+++ Records provided +++
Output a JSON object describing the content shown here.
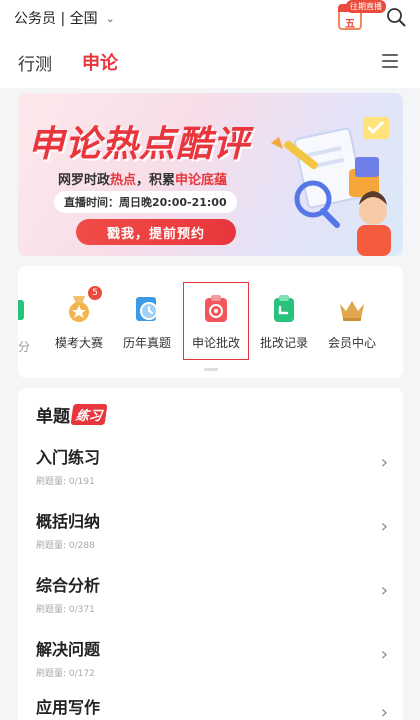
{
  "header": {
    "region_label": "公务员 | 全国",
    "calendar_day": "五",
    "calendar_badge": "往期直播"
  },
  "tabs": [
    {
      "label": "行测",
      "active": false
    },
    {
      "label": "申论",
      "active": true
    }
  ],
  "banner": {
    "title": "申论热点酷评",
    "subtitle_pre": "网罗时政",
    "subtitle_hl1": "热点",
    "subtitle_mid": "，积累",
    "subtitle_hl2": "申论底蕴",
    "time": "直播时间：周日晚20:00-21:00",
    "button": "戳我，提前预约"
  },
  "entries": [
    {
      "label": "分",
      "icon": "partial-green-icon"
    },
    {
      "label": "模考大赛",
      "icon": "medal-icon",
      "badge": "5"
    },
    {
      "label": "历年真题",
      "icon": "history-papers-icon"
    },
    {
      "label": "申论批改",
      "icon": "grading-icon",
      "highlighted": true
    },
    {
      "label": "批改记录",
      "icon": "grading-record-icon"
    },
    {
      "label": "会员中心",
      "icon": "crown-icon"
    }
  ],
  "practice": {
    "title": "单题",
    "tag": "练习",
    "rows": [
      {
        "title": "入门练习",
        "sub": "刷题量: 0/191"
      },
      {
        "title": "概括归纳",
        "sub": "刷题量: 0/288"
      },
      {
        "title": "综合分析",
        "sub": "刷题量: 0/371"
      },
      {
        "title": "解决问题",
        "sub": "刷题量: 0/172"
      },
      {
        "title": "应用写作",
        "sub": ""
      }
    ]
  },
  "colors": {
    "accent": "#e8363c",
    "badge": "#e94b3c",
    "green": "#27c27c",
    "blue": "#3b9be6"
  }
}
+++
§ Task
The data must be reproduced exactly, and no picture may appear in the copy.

§ Response for this exercise
Output a JSON object describing the content shown here.
{
  "header": {
    "region_label": "公务员 | 全国",
    "calendar_day": "五",
    "calendar_badge": "往期直播"
  },
  "tabs": [
    {
      "label": "行测",
      "active": false
    },
    {
      "label": "申论",
      "active": true
    }
  ],
  "banner": {
    "title": "申论热点酷评",
    "subtitle_pre": "网罗时政",
    "subtitle_hl1": "热点",
    "subtitle_mid": "，积累",
    "subtitle_hl2": "申论底蕴",
    "time": "直播时间：周日晚20:00-21:00",
    "button": "戳我，提前预约"
  },
  "entries": [
    {
      "label": "分",
      "icon": "partial-green-icon"
    },
    {
      "label": "模考大赛",
      "icon": "medal-icon",
      "badge": "5"
    },
    {
      "label": "历年真题",
      "icon": "history-papers-icon"
    },
    {
      "label": "申论批改",
      "icon": "grading-icon",
      "highlighted": true
    },
    {
      "label": "批改记录",
      "icon": "grading-record-icon"
    },
    {
      "label": "会员中心",
      "icon": "crown-icon"
    }
  ],
  "practice": {
    "title": "单题",
    "tag": "练习",
    "rows": [
      {
        "title": "入门练习",
        "sub": "刷题量: 0/191"
      },
      {
        "title": "概括归纳",
        "sub": "刷题量: 0/288"
      },
      {
        "title": "综合分析",
        "sub": "刷题量: 0/371"
      },
      {
        "title": "解决问题",
        "sub": "刷题量: 0/172"
      },
      {
        "title": "应用写作",
        "sub": ""
      }
    ]
  },
  "colors": {
    "accent": "#e8363c",
    "badge": "#e94b3c",
    "green": "#27c27c",
    "blue": "#3b9be6"
  }
}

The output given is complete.